The federal agency has signed contracts to convert at least eight former jails or prisons around the state into ICE detention centers within the past year.
Winn Correctional Center is one of them. Embedded within the woods of the small city of Winnfield, the barbed-wire-surrounded former prison has quickly filled up with detainees seeking asylum relief and other migrants whom ICE has in its custody. More than 1,500 reside at Winn. Statewide, ICE said the number is roughly 8,000 detainees out of about 48,000 total who are currently in the agency’s custody. That means one out of every six is currently placed at 11 facilities spread across the gulf state.
Lindsay Williams, ICE Public Affairs Officer, said the expansion is all about where the agency can find much-needed bed space.
“The realistic reason is ICE needs bed space and if there are facilities that are mutable to converting, and they have the staff, and are willing to do it; they need bed space just like Arizona, Texas or any other place,” said Williams.
ICE and LaSalle Corrections, a private company that runs prisons in Louisiana, Texas and Georgia, allowed Fox News into Winn for a tour of the facility. Inside the all-male population, from mostly Asian and Central American countries, detainees were dressed in navy blue uniforms. They walked freely from one location to the next with their hands behind their backs as if they were in handcuffs.
ICE said the facility allowed four hours of recreation a day. Dozens of detainees played a game of basketball, kicked around a soccer ball or got haircuts in recreational areas. Others formed a prayer circle inside a chapel detainees use for worship. Several more used their free time to earn money working in the cafeteria’s kitchen.
“We try to give them a wide variety of activities and recreational opportunities to blow off some steam, stay in shape. It gives them something to do to keep the morale up,” explained Williams.”

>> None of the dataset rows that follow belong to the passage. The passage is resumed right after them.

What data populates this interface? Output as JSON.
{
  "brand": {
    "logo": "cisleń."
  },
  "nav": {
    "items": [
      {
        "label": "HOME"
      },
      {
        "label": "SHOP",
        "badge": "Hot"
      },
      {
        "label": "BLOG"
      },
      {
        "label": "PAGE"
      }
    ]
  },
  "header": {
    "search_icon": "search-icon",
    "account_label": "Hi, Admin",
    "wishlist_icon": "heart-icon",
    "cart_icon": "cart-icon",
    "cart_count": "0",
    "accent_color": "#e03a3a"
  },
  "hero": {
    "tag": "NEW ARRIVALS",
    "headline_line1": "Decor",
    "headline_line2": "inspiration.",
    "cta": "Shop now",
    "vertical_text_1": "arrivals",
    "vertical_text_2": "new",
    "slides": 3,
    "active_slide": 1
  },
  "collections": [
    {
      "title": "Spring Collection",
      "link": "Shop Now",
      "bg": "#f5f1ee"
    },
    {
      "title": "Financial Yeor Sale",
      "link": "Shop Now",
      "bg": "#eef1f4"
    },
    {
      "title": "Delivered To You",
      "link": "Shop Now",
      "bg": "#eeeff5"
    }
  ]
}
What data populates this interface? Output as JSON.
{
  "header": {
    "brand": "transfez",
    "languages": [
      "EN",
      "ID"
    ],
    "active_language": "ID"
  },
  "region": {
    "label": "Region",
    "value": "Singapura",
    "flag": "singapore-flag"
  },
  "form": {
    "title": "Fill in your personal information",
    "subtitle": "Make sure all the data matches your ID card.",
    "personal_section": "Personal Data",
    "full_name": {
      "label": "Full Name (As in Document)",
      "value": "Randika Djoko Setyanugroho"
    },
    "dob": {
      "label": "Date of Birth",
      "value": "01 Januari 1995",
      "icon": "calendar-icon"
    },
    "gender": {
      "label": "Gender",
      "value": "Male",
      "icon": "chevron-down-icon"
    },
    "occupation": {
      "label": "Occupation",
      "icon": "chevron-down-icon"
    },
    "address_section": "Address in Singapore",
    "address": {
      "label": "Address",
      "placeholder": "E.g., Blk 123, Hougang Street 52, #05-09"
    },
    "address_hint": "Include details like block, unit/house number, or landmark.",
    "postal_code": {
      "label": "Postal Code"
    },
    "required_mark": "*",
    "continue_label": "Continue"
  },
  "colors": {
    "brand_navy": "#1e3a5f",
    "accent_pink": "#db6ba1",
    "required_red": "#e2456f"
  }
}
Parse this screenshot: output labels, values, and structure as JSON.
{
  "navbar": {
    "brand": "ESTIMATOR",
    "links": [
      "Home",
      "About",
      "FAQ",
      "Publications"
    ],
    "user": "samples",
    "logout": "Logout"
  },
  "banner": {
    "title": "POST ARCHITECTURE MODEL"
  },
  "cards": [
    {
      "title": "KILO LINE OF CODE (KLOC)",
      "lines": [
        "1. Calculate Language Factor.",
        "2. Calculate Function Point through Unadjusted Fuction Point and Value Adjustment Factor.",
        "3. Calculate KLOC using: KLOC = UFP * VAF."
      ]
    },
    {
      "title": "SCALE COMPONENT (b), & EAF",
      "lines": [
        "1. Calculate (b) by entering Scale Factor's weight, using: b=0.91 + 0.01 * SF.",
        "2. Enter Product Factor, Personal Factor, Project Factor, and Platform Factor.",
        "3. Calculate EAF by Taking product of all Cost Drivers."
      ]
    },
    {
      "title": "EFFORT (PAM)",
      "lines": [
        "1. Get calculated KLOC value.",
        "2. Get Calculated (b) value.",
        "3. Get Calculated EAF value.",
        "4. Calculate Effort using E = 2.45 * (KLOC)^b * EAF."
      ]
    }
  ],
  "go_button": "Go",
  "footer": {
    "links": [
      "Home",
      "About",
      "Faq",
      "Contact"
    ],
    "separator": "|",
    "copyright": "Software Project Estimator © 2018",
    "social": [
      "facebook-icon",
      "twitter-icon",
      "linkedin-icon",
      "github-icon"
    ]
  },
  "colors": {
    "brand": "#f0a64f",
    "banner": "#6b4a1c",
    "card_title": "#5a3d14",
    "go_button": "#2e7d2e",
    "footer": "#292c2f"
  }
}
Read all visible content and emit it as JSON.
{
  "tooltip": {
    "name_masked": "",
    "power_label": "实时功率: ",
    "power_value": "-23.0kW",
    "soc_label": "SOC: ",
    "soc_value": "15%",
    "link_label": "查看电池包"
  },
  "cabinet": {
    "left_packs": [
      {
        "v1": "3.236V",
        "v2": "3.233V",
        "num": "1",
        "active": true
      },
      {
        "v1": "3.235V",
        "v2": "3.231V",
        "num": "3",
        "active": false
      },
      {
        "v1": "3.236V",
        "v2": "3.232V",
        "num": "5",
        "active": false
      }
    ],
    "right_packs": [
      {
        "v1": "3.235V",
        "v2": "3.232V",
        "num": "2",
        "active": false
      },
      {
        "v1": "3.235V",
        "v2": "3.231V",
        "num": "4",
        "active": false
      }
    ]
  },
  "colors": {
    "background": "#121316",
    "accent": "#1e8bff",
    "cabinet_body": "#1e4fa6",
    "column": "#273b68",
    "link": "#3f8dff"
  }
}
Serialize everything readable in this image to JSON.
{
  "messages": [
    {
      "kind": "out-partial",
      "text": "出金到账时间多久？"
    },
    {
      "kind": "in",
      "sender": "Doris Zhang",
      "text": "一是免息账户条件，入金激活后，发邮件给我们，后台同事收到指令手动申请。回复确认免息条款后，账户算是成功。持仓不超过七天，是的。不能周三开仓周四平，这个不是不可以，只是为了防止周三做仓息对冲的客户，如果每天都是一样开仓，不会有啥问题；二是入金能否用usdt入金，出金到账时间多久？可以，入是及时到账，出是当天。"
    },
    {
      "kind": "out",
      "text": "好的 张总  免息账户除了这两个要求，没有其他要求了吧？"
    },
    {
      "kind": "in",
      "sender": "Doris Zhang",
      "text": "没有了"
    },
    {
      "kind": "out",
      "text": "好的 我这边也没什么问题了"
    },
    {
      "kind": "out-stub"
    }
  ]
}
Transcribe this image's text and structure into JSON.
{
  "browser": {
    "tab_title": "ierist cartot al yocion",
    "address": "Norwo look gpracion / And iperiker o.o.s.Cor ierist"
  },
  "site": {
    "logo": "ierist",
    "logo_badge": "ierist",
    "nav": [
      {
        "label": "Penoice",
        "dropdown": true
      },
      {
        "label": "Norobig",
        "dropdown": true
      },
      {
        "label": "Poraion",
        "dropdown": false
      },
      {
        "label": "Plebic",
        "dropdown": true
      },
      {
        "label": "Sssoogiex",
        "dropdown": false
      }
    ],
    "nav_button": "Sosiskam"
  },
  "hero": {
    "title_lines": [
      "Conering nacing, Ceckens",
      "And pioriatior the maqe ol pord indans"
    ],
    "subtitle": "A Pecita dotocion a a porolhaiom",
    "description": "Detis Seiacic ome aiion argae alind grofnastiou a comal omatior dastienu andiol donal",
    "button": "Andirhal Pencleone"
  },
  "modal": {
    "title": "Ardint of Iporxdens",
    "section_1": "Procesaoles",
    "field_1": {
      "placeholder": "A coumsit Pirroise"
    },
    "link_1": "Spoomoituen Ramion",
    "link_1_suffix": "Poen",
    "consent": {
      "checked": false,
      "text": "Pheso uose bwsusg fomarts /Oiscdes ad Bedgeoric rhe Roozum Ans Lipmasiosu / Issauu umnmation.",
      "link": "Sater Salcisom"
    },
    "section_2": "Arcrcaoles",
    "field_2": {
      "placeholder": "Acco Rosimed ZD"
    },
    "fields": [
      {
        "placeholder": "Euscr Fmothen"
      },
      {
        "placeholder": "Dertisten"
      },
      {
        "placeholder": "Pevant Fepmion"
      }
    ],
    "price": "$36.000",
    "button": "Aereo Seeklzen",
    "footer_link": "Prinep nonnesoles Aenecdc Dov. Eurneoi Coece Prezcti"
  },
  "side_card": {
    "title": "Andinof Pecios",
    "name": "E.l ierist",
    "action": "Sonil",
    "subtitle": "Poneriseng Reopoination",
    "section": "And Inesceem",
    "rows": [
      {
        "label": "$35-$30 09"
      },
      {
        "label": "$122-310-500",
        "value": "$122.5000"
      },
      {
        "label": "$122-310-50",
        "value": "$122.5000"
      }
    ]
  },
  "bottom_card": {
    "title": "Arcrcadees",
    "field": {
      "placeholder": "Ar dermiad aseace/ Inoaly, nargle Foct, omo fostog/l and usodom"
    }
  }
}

As officials showed Fox News around, some migrants shouted in foreign languages. However, we were not permitted to engage with any of them as we toured the facility. We requested interviews with more than a dozen people in custody days prior to visiting the facility, but every request was denied “due to the nature of the case before the immigration courts,” according to ICE.
Inside the barred sleeping quarters, Winn’s 1,511 detainees are assigned to more than three dozen tiers that fit up to 44 detainees at a time. With that, the facility can fill roughly 300 extra bed spaces if needed.
ICE pays the Winn Parish Sheriff Department $70 per day for each inmate it houses at Winn. The contract has been a big economic boost for the struggling parish, which largely depends on lumber and prisons to support its economy. Sheriff Cranford Jordan, who oversees the detention center, said the parish is expecting to see $35 million to $40 million dollars annually from its five-year contract with ICE.
“That’s based on raising the salaries of the employees from $10 an hour to $18.44 an hour,” said Jordan. “They’ll have more disposable income.
Jordan said the detainees are much easier to manage than the state inmates that were there when Winn was a medium-security state prison. Other than a two-day-long hunger strike, he said the atmosphere has been calm there since the detention center was converted in May 2019.
However, some attorneys said there’s room for improvement.
“It’s very difficult for vegetarians because food choice is limited,” said Assma Ali, a Mississippi-based immigration attorney who represents more than a dozen clients at Winn.
“The conditions in the detention center can be better. However, it’s a fairly new center for housing immigration detainees.”
The on-site immigration courts, which is under the jurisdiction of judges in Otero County, New Mexico—for the sake of speed, according to officials at the detention center— is another area of concern. According to Ali, most paroles are denied even for individuals who have family ties and no criminal history. That has led her to worry about her clients’ mental health.
“Judges are, to some extent, nice, but most cases are denied,” she said. “This has caused many of our clients to suffer from some depression.”
In October a Cuban man identified as Roylan Hernandez-Diaz, 43, was found dead in his cell at an ICE detention center in Richwood, La. The preliminary cause of death was ruled as self-inflicted strangulation.
The ACLU of Louisiana said Hernandez-Diaz, who was transferred into ICE custody after being picked up by El Paso border patrol in May, was being held in solitary confinement.
“Roylan Hernandez-Diaz’s death in solitary confinement is a horrific and preventable tragedy that demands a thorough investigation and immediate changes to conditions in ICE facilities,” said Alanah Odoms Hebert, ACLU of Louisiana executive director, in statement.
ICE said the incident is under investigation. It also assured that detainees at Winn had access to a team of full-time nurses and a doctor — despite language barriers — though it couldn’t confirm how many medical personnel were available to the immigration population.